Output the full listing exactly as written, with no pictures in it.

-------- Exercise material --------

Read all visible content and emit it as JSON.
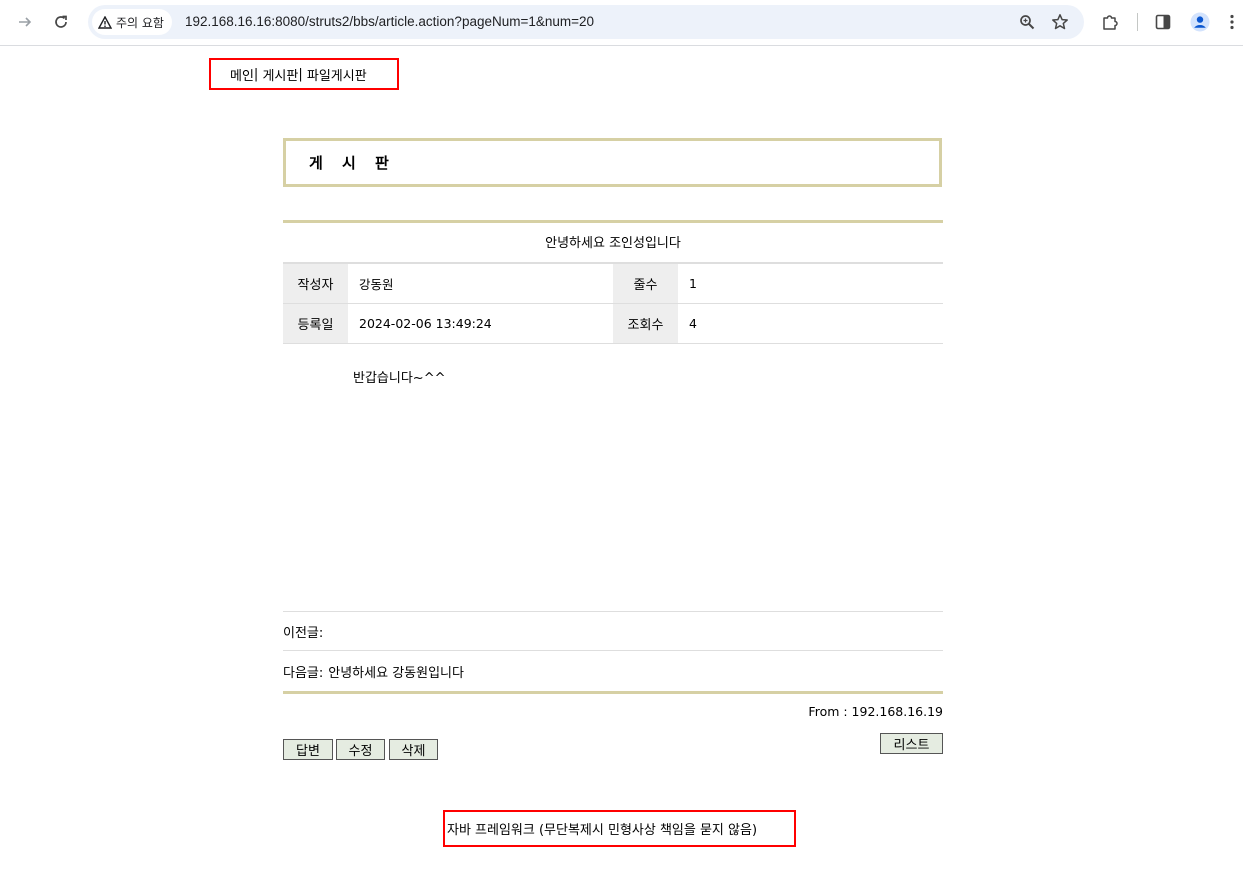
{
  "browser": {
    "security_label": "주의 요함",
    "url": "192.168.16.16:8080/struts2/bbs/article.action?pageNum=1&num=20"
  },
  "topnav": {
    "items": [
      "메인",
      "게시판",
      "파일게시판"
    ],
    "separator": "|"
  },
  "board": {
    "title": "게 시 판"
  },
  "article": {
    "subject": "안녕하세요 조인성입니다",
    "author_label": "작성자",
    "author": "강동원",
    "lines_label": "줄수",
    "lines": "1",
    "date_label": "등록일",
    "date": "2024-02-06 13:49:24",
    "hits_label": "조회수",
    "hits": "4",
    "content": "반갑습니다~^^",
    "prev_label": "이전글:",
    "prev_title": "",
    "next_label": "다음글:",
    "next_title": "안녕하세요 강동원입니다",
    "from_text": "From : 192.168.16.19"
  },
  "buttons": {
    "reply": "답변",
    "edit": "수정",
    "delete": "삭제",
    "list": "리스트"
  },
  "footer": {
    "text": "자바 프레임워크 (무단복제시 민형사상 책임을 묻지 않음)"
  }
}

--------

* [Answer]
Read all visible content and emit it as JSON.
{
  "browser": {
    "security_label": "주의 요함",
    "url": "192.168.16.16:8080/struts2/bbs/article.action?pageNum=1&num=20"
  },
  "topnav": {
    "items": [
      "메인",
      "게시판",
      "파일게시판"
    ],
    "separator": "|"
  },
  "board": {
    "title": "게 시 판"
  },
  "article": {
    "subject": "안녕하세요 조인성입니다",
    "author_label": "작성자",
    "author": "강동원",
    "lines_label": "줄수",
    "lines": "1",
    "date_label": "등록일",
    "date": "2024-02-06 13:49:24",
    "hits_label": "조회수",
    "hits": "4",
    "content": "반갑습니다~^^",
    "prev_label": "이전글:",
    "prev_title": "",
    "next_label": "다음글:",
    "next_title": "안녕하세요 강동원입니다",
    "from_text": "From : 192.168.16.19"
  },
  "buttons": {
    "reply": "답변",
    "edit": "수정",
    "delete": "삭제",
    "list": "리스트"
  },
  "footer": {
    "text": "자바 프레임워크 (무단복제시 민형사상 책임을 묻지 않음)"
  }
}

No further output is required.